New York’s criminal justice system took 55 years to acknowledge that it had wrongly branded Muhammad A. Aziz as one of Malcolm X’s killers.
Now, he and the city are at loggerheads over how much it should pay for the two decades he spent imprisoned after his conviction for murder in March 1966, one year after assassins cut down a towering figure of the civil rights era.
Lawyers for Mr. Aziz, 84, filed a civil rights lawsuit on Thursday seeking $40 million from the city for its role in a notorious verdict that was vacated last year after the Manhattan district attorney apologized in court for illegal conduct by the police and prosecutors who handled the case.
The complaint, filed in federal court in Brooklyn, signaled the breakdown of settlement negotiations between the city comptroller and Mr. Aziz. It is the start of what could be a lengthy legal battle that his lawyers worry might outlive him. A co-defendant, Khalil Islam, died in 2009, a cloud still over him.
The convictions were “the result of outrageous government misconduct and violations of their constitutional rights,” said David Shanies, a lawyer for Mr. Aziz and Mr. Islam’s estate. “These men and their families should not be delayed compensation for the gross injustices they suffered.”
Mr. Aziz was a 26-year-old married father of six young children when he was convicted in 1966 of first-degree murder in the killing of Malcolm X, who was about to embark on a new phase of his career following a bitter break from the Nation of Islam, a Black nationalist group. Mr. Aziz and Mr. Islam were condemned despite a lack of physical evidence, conflicting statements from prosecution witnesses, and a third defendant taking the witness stand to confess to his role and to proclaim the two other men’s innocence.
In court papers, Mr. Aziz’s lawyers accused the New York Police Department and the Manhattan district attorney’s office of withholding evidence that supported his claim of innocence, using eyewitness procedures that were suggestive, and coercing witnesses to give false testimony — echoing investigative findings that led to his exoneration. Twenty-four former officers are named in the complaint.
“He spent 20 years, during what should have been the prime of his life, locked in prison for a crime he did not commit,” the lawyers said in court papers. “The damage done to Mr. Aziz and his family was immense and irreparable.”
The lawsuit’s filing makes the city’s Law Department, led by Sylvia Hinds-Radix, the corporation counsel, the main agency considering redress for Mr. Aziz, rather than Comptroller Brad Lander’s office. Representatives for the comptroller and the Law Department did not immediately respond to the lawsuit.
Mr. Shanies filed a separate claim Thursday for the estate of Mr. Islam, who was exonerated posthumously in the same proceedings last year.
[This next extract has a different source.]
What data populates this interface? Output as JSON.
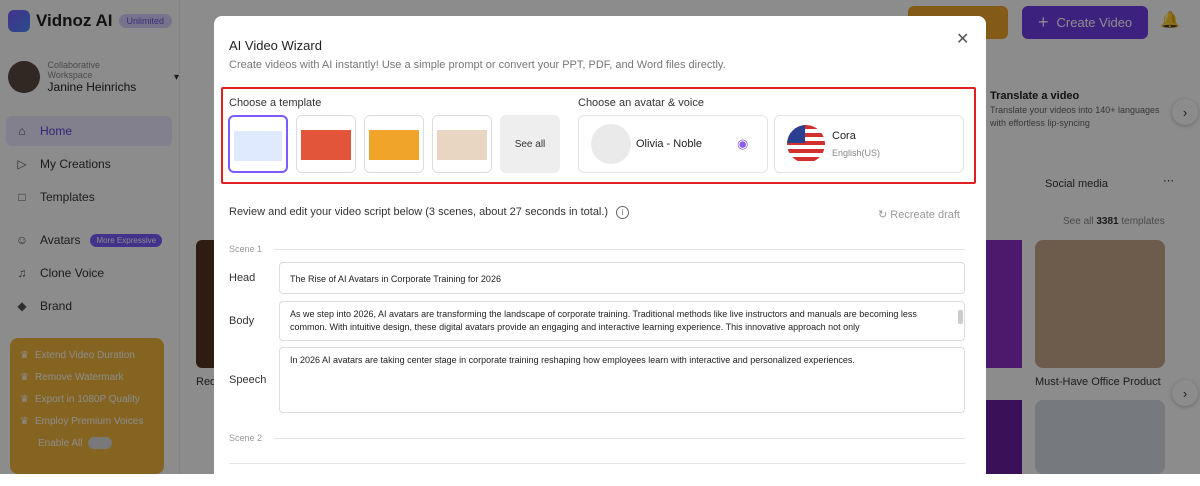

Mr. Islam, who was imprisoned for 22 years before his release, died in 2009 at age 74, still fighting to clear his name.
Mr. Aziz previously filed a lawsuit against New York State that was settled for $5 million in April, according to a court filing. Mr. Islam’s estate expects a similar agreement.
In December, Mr. Shanies filed notices of claim with the city on behalf of the men and their families. The step is required under state law that is aimed at giving the parties time to negotiate a resolution rather than battling in court.
Victims of wrongful convictions who have their cases overturned often sue for redress, with payments varying from several thousand dollars to tens of millions.
In May, the city agreed to pay $7 million to Grant Williams, a studio worker for the rap group Wu-Tang Clan, who spent 23 years in prison before he was cleared last year of charges that he killed a man in 1996 on Staten Island. Two other men, Amaury Villalobos and William Vasquez, received $31 million in 2017 after a court overturned their conviction on charges that they set a fire in 1980 that killed a woman and her five children.
In 2014, five men exonerated in the beating and rape of a female jogger in 1989 in Central Park agreed to settle their lawsuit against the city for $41 million — roughly $1 million for each year they each spent in jail.
All were aided by district attorneys’ offices joining a national trend of prosecutors setting up units devoted to reviewing old cases. Like the original wrongful convictions, undoing them has had a disproportionate impact on Black defendants, who are more likely than their white counterparts to be victims of official misconduct.
Mr. Aziz and Mr. Islam’s case was singular in its historic importance, and for the admission of wrongdoing by one of the nation’s most powerful local prosecutors on behalf of his office and the Police Department.
But it was also notable because serious historians of law enforcement and the civil rights era had insisted for decades that the convictions were a miscarriage of justice. Some went as far as to publicly name men who they believe were the true assassins.
Calls for Congress, the F.B.I. and the Manhattan district attorney to reopen the case were ignored. In the official record, the case is now unsolved.
The former Manhattan district attorney, Cy Vance Jr., agreed to re-examine the case in 2020 before the release of a Netflix documentary piecing together an alternate theory of the case.
Mr. Vance, before he stepped down at the end of last year, stood in front of dozens of onlookers in the courthouse where the men were convicted and asked a judge to vacate the verdicts. He apologized on behalf of the police and prosecutors “for what were serious, unacceptable violations of law and public trust.”